* _What you will do_: Copy all the records word for word, apart from any pictures.

(Records excerpted from a collection)
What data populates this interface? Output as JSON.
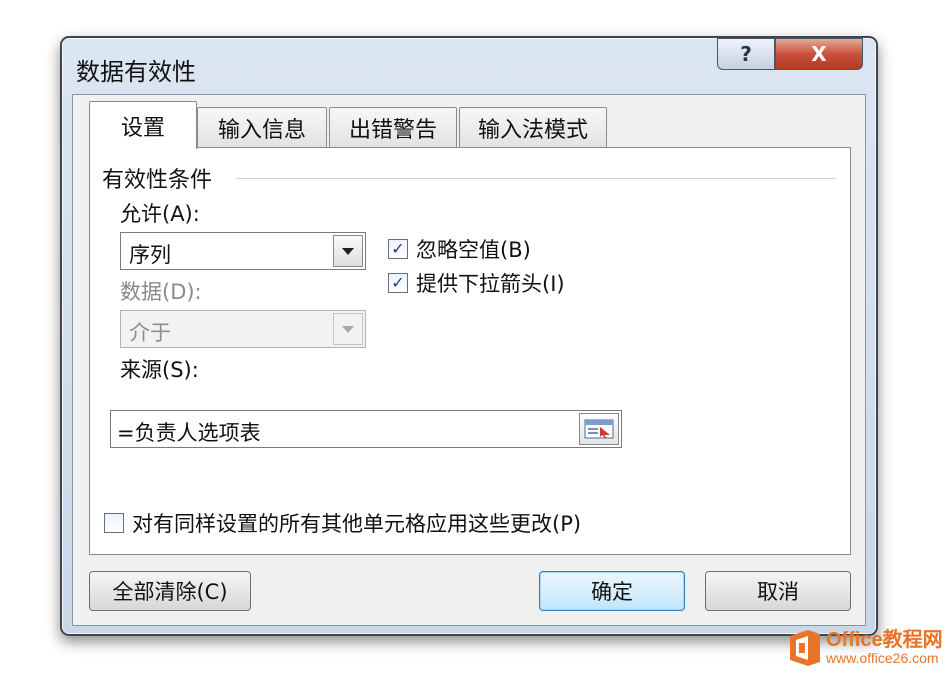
{
  "window": {
    "title": "数据有效性"
  },
  "caption_buttons": {
    "help": "?",
    "close": "X"
  },
  "tabs": [
    {
      "label": "设置",
      "active": true
    },
    {
      "label": "输入信息",
      "active": false
    },
    {
      "label": "出错警告",
      "active": false
    },
    {
      "label": "输入法模式",
      "active": false
    }
  ],
  "settings": {
    "group_title": "有效性条件",
    "allow_label": "允许(A):",
    "allow_value": "序列",
    "data_label": "数据(D):",
    "data_value": "介于",
    "ignore_blank": {
      "label": "忽略空值(B)",
      "checked": true
    },
    "dropdown_arrow": {
      "label": "提供下拉箭头(I)",
      "checked": true
    },
    "source_label": "来源(S):",
    "source_value": "=负责人选项表",
    "apply_all": {
      "label": "对有同样设置的所有其他单元格应用这些更改(P)",
      "checked": false
    }
  },
  "buttons": {
    "clear_all": "全部清除(C)",
    "ok": "确定",
    "cancel": "取消"
  },
  "watermark": {
    "brand": "Office教程网",
    "url": "www.office26.com"
  }
}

* _Written answer_:
What data populates this interface? Output as JSON.
{
  "window": {
    "title": "数据有效性"
  },
  "caption_buttons": {
    "help": "?",
    "close": "X"
  },
  "tabs": [
    {
      "label": "设置",
      "active": true
    },
    {
      "label": "输入信息",
      "active": false
    },
    {
      "label": "出错警告",
      "active": false
    },
    {
      "label": "输入法模式",
      "active": false
    }
  ],
  "settings": {
    "group_title": "有效性条件",
    "allow_label": "允许(A):",
    "allow_value": "序列",
    "data_label": "数据(D):",
    "data_value": "介于",
    "ignore_blank": {
      "label": "忽略空值(B)",
      "checked": true
    },
    "dropdown_arrow": {
      "label": "提供下拉箭头(I)",
      "checked": true
    },
    "source_label": "来源(S):",
    "source_value": "=负责人选项表",
    "apply_all": {
      "label": "对有同样设置的所有其他单元格应用这些更改(P)",
      "checked": false
    }
  },
  "buttons": {
    "clear_all": "全部清除(C)",
    "ok": "确定",
    "cancel": "取消"
  },
  "watermark": {
    "brand": "Office教程网",
    "url": "www.office26.com"
  }
}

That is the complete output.